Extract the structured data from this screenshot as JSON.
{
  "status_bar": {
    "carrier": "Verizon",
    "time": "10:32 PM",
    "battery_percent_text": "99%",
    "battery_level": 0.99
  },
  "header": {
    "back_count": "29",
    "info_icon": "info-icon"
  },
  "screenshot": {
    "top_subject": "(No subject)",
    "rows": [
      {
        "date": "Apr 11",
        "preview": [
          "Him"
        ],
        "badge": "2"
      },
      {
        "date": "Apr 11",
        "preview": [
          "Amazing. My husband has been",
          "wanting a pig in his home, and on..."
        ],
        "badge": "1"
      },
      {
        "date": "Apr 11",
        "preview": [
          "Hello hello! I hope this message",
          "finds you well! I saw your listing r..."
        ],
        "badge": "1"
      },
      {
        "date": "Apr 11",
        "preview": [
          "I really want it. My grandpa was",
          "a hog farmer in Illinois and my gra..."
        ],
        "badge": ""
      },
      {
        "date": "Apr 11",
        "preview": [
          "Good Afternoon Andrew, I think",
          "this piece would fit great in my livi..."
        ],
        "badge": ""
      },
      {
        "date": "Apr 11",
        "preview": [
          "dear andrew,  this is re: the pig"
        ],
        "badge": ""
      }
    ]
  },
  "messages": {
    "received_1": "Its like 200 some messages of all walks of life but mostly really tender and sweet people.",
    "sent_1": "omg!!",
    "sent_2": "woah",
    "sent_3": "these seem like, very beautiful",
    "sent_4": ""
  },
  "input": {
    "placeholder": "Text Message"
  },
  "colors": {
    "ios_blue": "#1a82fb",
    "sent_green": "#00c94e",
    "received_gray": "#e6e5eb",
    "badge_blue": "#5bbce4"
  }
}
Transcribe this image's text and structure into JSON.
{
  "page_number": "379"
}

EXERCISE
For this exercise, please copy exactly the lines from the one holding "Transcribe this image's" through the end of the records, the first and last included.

SOLUTION TO THIS TASK
Transcribe this image's text and structure into JSON.
{
  "page_number": "379"
}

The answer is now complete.